> _TASK INSTRUCTIONS_
Copy every line below where the string "content" is found.

> _INPUT_
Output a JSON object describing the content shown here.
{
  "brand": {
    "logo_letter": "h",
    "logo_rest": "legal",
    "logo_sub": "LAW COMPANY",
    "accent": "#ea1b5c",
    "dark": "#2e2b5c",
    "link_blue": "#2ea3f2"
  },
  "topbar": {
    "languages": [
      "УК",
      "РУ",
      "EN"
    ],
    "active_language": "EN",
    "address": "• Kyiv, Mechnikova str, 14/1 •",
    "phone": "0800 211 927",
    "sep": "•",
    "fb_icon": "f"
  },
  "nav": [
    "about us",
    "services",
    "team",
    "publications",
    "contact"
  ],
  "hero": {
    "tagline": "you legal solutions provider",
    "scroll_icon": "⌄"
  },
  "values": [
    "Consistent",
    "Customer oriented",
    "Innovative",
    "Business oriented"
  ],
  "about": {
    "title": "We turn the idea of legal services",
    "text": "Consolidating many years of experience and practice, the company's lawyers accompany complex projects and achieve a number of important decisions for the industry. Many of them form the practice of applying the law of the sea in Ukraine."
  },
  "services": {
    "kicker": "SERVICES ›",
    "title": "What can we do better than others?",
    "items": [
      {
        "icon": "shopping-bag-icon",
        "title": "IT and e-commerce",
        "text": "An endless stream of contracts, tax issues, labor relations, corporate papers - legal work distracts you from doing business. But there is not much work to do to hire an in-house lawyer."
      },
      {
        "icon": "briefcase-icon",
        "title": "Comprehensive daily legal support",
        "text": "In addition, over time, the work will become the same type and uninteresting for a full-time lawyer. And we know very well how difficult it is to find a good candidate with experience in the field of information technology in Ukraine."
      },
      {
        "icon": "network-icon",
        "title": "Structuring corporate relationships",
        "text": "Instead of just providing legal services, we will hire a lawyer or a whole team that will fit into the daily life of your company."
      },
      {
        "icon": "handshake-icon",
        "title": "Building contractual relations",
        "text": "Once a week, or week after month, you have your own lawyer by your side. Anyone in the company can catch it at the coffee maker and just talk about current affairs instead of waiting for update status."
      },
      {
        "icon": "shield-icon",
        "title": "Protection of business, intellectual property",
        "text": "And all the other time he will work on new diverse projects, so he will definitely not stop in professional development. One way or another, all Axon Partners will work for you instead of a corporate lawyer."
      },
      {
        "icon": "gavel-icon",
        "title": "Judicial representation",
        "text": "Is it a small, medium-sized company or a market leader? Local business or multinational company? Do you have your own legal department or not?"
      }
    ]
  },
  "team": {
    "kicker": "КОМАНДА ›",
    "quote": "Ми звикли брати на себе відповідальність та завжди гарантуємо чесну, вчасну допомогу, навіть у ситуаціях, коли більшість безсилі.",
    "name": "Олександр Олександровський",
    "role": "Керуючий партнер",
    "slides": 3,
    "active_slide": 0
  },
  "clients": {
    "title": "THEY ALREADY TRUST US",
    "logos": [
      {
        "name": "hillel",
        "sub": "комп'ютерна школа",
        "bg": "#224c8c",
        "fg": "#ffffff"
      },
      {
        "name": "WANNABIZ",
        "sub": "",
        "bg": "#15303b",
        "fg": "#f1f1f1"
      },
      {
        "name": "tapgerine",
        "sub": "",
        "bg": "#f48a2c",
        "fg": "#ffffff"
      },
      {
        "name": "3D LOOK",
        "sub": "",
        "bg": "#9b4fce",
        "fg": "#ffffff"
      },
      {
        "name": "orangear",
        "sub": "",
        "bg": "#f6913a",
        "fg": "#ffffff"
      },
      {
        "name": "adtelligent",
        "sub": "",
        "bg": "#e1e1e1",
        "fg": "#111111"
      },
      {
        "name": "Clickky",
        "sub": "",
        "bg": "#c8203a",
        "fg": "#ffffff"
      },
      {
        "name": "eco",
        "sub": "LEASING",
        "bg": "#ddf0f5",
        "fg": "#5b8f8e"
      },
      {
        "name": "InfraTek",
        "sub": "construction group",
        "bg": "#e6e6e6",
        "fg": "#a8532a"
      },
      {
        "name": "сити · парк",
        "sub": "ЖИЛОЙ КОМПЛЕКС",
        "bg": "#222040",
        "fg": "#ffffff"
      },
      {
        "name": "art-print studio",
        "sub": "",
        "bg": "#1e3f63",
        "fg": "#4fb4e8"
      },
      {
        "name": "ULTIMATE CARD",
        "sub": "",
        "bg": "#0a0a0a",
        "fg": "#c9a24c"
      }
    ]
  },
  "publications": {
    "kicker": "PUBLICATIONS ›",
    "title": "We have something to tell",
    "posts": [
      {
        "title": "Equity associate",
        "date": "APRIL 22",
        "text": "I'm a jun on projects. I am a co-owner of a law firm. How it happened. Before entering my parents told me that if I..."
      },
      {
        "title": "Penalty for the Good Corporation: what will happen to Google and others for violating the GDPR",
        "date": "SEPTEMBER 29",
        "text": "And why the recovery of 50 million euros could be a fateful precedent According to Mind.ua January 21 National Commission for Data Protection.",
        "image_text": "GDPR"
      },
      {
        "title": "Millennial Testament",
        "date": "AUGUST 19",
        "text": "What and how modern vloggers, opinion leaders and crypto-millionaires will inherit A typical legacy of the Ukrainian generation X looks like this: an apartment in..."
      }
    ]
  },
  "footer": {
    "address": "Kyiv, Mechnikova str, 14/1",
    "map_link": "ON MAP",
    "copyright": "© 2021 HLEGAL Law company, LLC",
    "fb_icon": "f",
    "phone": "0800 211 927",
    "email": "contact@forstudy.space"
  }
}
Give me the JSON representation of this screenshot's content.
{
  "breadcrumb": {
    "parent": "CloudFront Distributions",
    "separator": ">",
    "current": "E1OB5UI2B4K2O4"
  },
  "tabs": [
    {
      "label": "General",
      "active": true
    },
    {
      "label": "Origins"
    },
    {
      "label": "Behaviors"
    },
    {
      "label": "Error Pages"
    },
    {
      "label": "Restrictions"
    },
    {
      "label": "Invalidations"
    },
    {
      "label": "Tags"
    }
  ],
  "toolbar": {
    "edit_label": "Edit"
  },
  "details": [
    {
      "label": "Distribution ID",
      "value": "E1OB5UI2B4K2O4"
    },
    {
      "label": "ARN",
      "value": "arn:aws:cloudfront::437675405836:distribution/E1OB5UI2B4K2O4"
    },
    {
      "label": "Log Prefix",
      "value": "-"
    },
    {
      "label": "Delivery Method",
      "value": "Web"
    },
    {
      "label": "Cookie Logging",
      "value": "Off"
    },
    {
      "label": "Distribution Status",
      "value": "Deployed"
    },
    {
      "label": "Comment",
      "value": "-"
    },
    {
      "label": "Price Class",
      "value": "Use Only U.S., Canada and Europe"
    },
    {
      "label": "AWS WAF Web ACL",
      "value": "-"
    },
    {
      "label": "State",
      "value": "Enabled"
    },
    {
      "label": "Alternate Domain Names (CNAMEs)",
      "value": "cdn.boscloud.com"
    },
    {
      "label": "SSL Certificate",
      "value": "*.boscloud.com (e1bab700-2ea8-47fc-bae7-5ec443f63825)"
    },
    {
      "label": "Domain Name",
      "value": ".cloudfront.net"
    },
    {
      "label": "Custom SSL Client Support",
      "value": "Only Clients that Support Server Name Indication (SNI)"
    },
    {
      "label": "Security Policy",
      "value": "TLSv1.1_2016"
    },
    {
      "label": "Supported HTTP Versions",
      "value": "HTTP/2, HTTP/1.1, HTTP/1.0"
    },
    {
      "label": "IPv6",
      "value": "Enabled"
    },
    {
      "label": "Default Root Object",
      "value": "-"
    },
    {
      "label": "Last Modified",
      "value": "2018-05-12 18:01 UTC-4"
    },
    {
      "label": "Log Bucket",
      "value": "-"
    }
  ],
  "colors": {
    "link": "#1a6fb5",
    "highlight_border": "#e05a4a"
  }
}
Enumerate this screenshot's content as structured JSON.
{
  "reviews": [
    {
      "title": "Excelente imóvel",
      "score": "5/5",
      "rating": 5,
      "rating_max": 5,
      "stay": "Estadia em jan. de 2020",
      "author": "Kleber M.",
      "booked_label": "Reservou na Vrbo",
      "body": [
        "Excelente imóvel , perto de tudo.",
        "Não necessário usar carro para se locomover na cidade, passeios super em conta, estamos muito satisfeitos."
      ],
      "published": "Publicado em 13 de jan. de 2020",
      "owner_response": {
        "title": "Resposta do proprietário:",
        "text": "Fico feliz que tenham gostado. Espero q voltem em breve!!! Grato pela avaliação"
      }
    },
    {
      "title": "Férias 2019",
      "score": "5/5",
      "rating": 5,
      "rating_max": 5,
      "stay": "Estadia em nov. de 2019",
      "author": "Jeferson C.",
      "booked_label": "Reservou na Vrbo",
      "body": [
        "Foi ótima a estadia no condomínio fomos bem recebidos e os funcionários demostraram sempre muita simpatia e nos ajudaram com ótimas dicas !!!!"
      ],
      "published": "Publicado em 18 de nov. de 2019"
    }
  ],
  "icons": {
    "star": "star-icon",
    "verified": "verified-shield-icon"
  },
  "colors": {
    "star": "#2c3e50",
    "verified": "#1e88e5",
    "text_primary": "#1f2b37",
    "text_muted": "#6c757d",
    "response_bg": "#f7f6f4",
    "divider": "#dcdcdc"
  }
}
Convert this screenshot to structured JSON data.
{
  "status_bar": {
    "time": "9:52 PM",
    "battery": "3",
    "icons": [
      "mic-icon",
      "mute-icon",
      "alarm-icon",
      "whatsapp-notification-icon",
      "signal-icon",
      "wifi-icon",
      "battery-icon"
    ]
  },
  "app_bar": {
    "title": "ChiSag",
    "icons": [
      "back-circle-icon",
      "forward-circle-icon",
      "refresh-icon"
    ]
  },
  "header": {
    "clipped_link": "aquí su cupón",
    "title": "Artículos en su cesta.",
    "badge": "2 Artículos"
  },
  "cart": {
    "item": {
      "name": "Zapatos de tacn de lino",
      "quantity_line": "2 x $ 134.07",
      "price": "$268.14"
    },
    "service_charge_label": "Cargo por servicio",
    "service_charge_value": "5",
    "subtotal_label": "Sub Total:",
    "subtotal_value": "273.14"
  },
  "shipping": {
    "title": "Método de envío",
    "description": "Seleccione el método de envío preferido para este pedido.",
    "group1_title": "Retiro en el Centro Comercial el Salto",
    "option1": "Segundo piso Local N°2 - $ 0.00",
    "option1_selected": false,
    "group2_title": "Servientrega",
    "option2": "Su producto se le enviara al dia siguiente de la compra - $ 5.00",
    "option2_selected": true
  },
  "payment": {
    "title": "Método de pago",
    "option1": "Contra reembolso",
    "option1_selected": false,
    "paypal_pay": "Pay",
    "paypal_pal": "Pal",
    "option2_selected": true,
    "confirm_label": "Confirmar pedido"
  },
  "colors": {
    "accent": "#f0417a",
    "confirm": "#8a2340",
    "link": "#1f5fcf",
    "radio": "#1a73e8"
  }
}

> _WRITTEN REPLY_
Output a JSON object describing the content shown here.
Give me the JSON representation of this screenshot's content.
Enumerate this screenshot's content as structured JSON.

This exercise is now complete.